Jacques Chirac, the French president, said he was "a bit surprised at the leak" and said he had asked Michele Alliot-Marie, the defence minister, to investigate its source.
In Washington, US officials said they had no reason to believe that bin Laden was dead and said that they had no knowledge of the leaked French document.
Condoleezza Rice, the US secretary of state, told reporters in New York: "No comment, no knowledge," when asked about the French article.
On Saturday, the French regional newspaper l'Est Republicain, published what it said was a copy of a French secret service document that cited an uncorroborated report from the Saudi secret services that al-Qaeda leader had died.
The DGSE, French foreign intelligence service, had distributed the document, dated September 21, to Chirac and other senior French officials, the newspaper said.
"According to a usually reliable source, the Saudi services are now convinced that Osama bin Laden is dead," it read.
"The information gathered by the Saudis indicates that the head of al-Qaeda fell victim, while he was in Pakistan on August 23, to a very serious case of typhoid that led to a partial paralysis of his internal organs."
"His geographic isolation provoked by constant fleeing is believed to have made medical assistance impossible [and] on September 4, 2006, the Saudi security services received preliminary information of his death."
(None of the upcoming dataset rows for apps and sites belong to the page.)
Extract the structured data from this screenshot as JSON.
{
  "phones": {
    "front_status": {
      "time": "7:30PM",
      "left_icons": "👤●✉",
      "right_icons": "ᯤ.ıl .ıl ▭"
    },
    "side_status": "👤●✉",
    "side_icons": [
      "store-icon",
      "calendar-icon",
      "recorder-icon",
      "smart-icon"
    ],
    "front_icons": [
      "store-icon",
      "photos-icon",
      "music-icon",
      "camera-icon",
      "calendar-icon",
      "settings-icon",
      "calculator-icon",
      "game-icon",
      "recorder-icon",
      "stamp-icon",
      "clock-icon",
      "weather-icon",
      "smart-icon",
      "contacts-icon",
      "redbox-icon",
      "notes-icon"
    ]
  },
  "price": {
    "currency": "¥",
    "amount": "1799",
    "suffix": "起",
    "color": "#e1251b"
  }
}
It said the Saudis were "waiting to obtain further details and notably the exact place of burial before officially announcing the news."
The Saudi interior ministry was not available for comment.
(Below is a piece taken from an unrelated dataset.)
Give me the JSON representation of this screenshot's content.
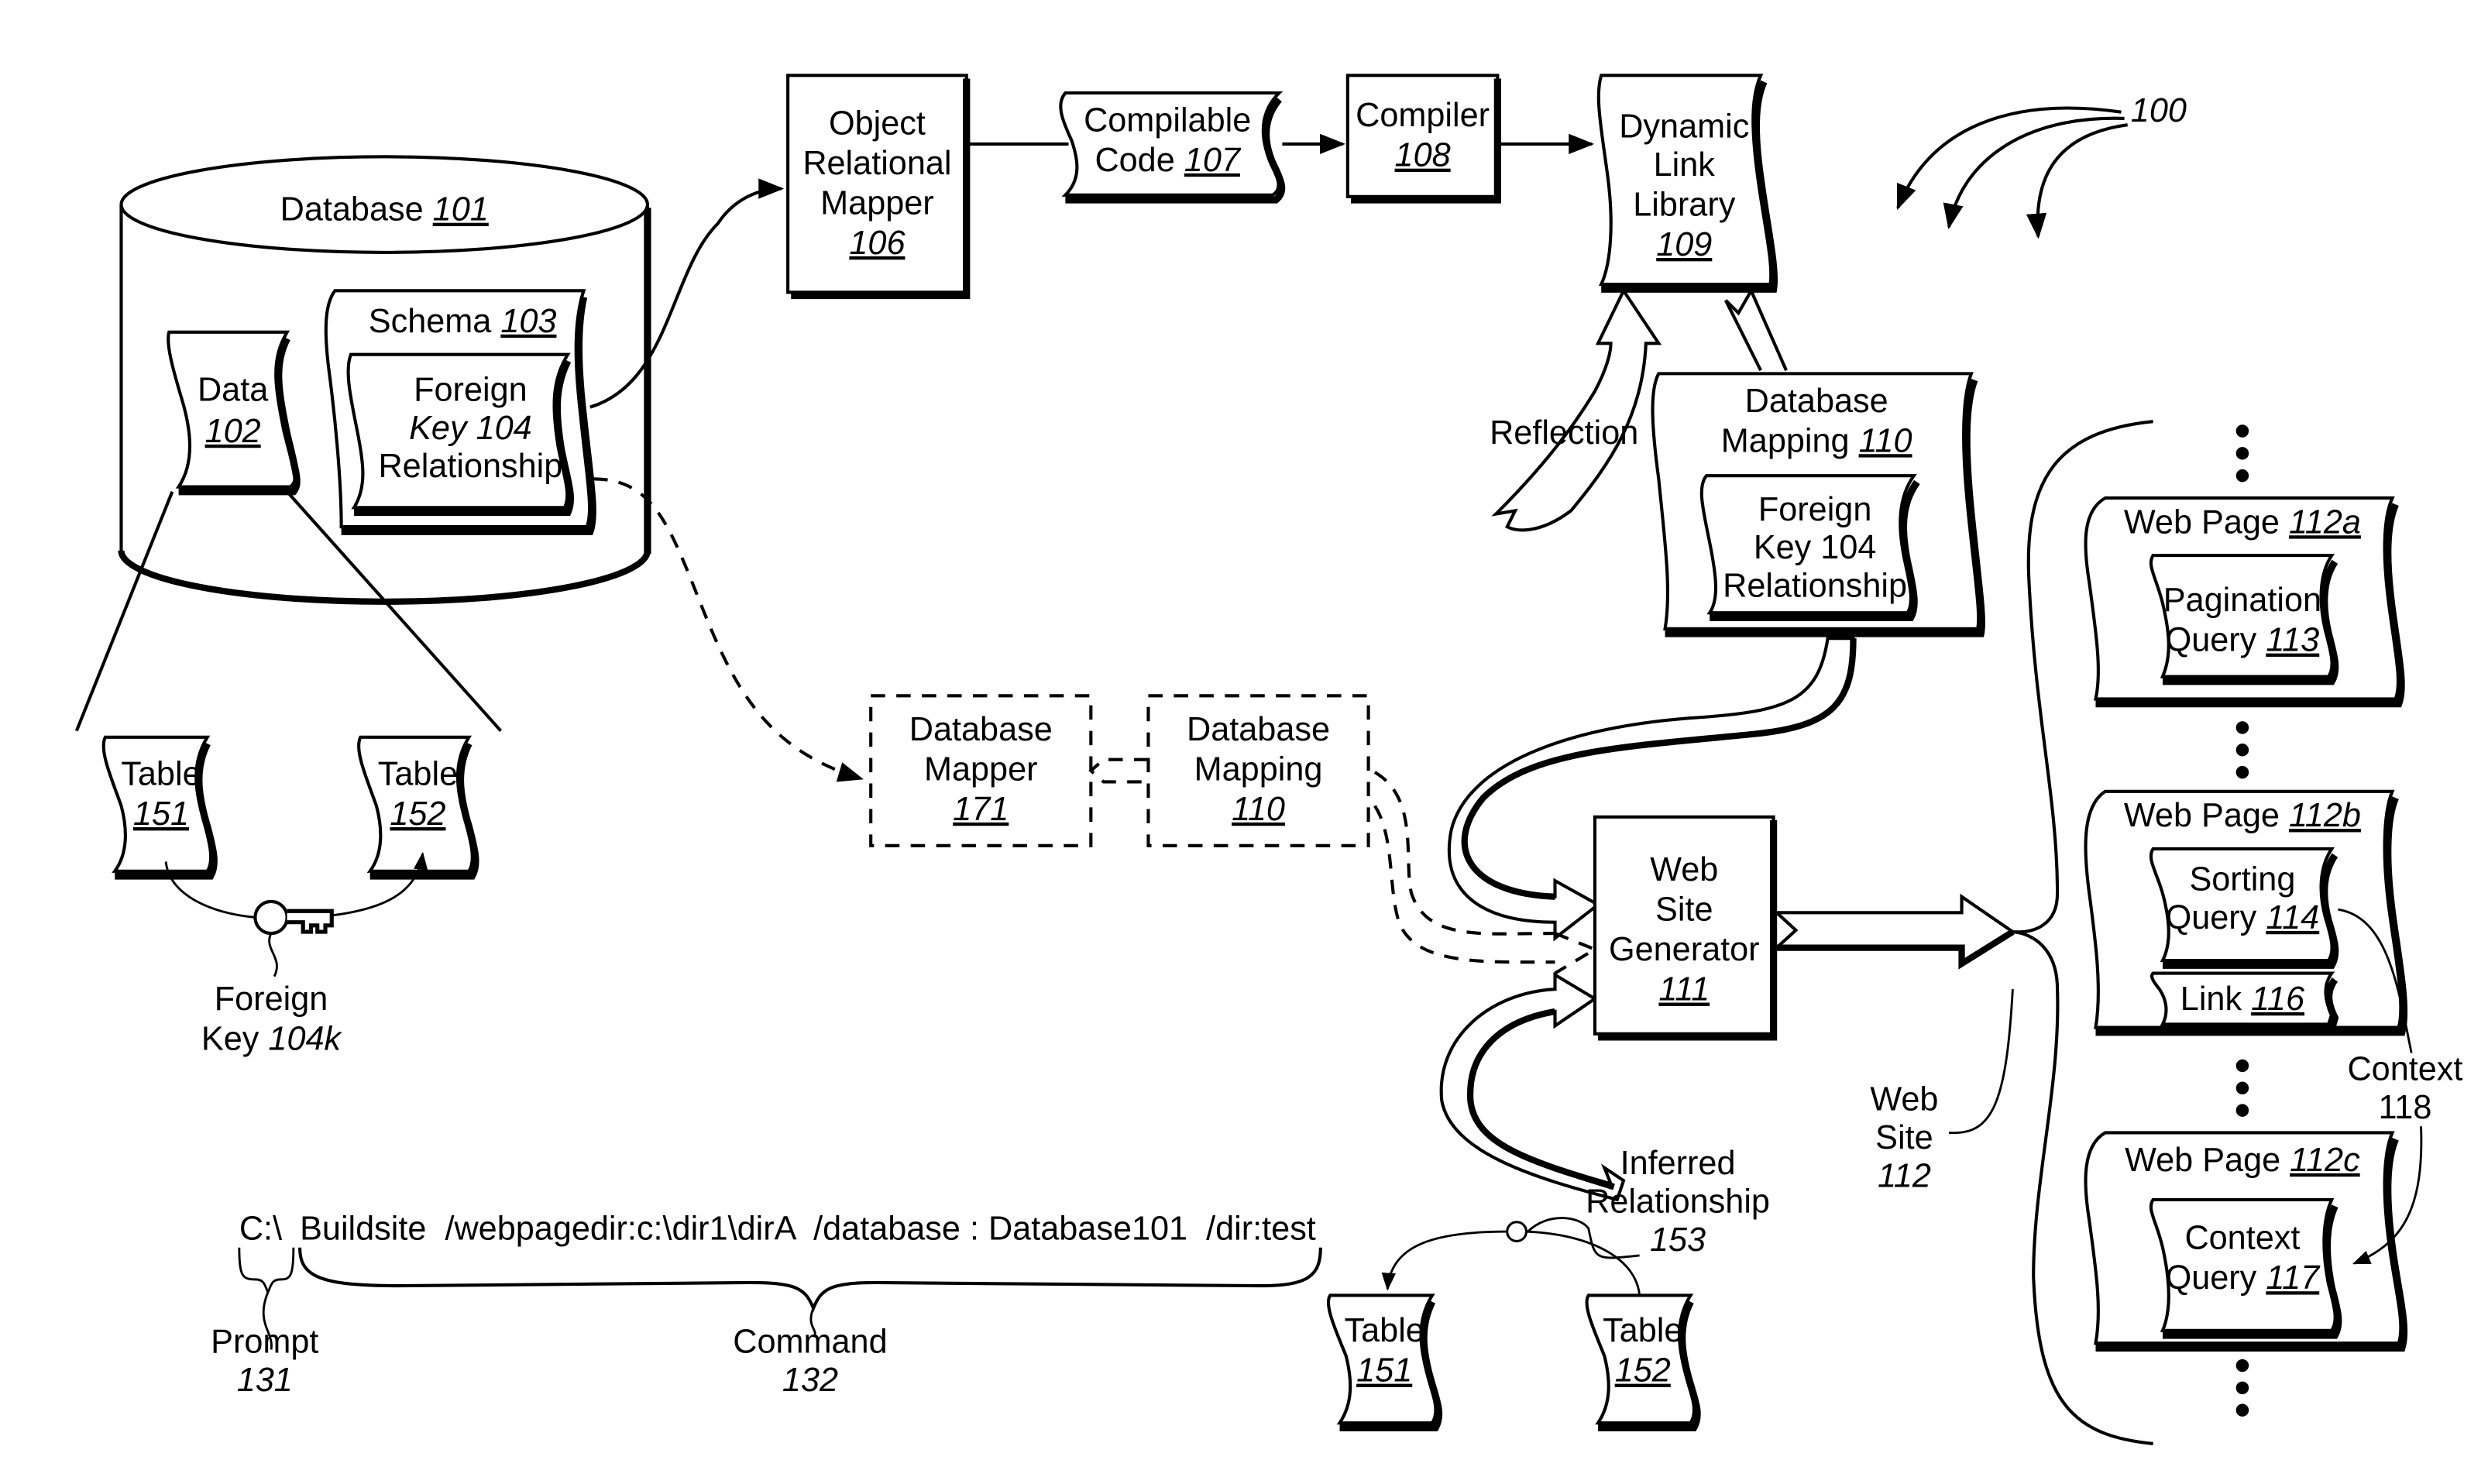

"This information is in no way whatsoever confirmed," Chirac said when asked about the document.
The Washington-based IntelCenter, which monitors al-Qaeda communications, said it was not aware of any similar reports on the internet.
"We've seen nothing from any al-Qaeda messaging or other indicators that would point to the death of Osama bin Laden," said director Ben N Venzke.
The last time the IntelCenter says it could be sure bin Laden was alive was June 29, when al-Qaeda released an audiotape in which he praised al-Qaeda in Iraq leader Abu Musab al-Zarqawi, who was killed in a US air strike in Iraq earlier that month.
Officials in Pakistan and the US, which has made capturing bin Laden a priority, were unable to confirm the document's account.